Assurance process: IT systemsassurance can be obtained in a variety of ways:
- Control environment assessment
- Control self-assessment
- Independent assessment
The assurance process is often a comparison against a known baseline, or best practice. Baselines may be internal, such as a service level agreement, or external such as international standards relating to IT:
ISO 8000 (Data quality)
ISO 9000 (Quality process)
ISO 9126 (Software quality)
ISO 15504 (Process assessment)
ISO 20000 (Service delivery & support)
ISO 22301 (Business continuity)
ISO 27000 (Information security)
ISO 31000 (Risk management)
ISO 38500 (IT governance)
Other baselines are the IT Infrastructure Library (ITIL) and Control Objectives for IT (COBIT).
IT systems assurance can also be obtained by conducting penetration testing, extraction and checking of data for integrity and parallel simulation of code.
Any assurance should extend to third party suppliers either by utilising their own verified assurance process or conducting additional tests that take them into account.
Where possible, the assurance process should comply with standards provided by the Institute of Internal Auditors (IIA) and/or the Information Systems and Assurance Association (ISACA), or other relevant professional bodies.
Assurance reporting: We believe that senior management should require the CIO/CTO to regularly report on their assurance programme and compliance with appropriate internal and external requirements and act on the findings. This may include independent assessments from internal and/or external audit, risk management and specialist assessors such as penetration testers.
International & National Standards and the Regulatory Framework
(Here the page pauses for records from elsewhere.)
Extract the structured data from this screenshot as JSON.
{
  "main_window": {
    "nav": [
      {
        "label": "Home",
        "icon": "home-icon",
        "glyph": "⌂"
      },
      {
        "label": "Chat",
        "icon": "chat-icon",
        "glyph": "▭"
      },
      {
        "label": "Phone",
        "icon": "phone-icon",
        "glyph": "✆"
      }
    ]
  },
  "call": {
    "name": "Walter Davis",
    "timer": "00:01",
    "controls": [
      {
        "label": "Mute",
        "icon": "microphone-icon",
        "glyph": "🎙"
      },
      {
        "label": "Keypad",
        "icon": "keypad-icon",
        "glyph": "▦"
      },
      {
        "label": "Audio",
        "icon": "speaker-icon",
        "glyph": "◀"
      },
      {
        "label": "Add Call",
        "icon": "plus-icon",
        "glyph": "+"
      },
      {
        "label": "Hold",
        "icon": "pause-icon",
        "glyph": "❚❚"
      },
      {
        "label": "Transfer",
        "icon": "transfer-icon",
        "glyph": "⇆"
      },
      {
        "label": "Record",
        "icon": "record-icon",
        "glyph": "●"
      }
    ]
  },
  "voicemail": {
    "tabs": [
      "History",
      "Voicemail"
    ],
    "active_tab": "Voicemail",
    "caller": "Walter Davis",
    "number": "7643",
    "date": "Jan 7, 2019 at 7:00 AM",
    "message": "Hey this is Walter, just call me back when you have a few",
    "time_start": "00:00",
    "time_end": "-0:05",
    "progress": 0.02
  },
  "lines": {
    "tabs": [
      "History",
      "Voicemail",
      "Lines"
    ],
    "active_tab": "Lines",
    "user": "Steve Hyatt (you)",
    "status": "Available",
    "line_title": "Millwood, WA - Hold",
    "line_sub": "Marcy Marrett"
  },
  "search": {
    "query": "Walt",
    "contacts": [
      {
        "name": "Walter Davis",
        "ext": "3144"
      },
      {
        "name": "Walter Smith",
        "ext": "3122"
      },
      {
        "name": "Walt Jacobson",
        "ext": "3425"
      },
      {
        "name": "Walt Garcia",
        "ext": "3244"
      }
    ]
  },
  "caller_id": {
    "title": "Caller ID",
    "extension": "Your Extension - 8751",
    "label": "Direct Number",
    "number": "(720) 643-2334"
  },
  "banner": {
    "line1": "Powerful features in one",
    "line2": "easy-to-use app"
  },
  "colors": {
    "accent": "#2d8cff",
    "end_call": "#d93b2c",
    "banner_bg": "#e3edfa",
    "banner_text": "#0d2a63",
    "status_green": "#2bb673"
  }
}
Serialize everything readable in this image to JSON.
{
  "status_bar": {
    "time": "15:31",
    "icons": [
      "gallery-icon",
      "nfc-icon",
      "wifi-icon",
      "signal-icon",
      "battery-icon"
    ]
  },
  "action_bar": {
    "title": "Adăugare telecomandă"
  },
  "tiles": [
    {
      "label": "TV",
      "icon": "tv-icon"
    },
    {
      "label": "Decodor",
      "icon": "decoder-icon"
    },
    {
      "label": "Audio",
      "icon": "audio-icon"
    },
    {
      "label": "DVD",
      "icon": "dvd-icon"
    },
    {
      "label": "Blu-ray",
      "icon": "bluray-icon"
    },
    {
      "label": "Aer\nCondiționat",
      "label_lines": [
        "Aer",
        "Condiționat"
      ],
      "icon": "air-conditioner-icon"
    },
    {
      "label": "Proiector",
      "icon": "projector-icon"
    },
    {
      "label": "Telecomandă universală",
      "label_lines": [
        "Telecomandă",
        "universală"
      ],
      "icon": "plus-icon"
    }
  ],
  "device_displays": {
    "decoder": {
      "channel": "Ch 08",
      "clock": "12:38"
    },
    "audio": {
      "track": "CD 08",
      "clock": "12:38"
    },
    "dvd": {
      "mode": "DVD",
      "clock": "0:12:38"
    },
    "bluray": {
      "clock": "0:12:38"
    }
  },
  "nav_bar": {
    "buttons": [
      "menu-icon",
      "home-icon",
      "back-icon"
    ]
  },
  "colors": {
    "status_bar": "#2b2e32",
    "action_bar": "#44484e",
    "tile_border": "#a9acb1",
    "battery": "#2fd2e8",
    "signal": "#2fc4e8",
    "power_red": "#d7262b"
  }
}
The above requirements must be considered within the framework of international and national standards and the regulatory requirements within a specific industry sector. It is incumbent on the CIO/CTO to check for the existence of relevant standards and regulations.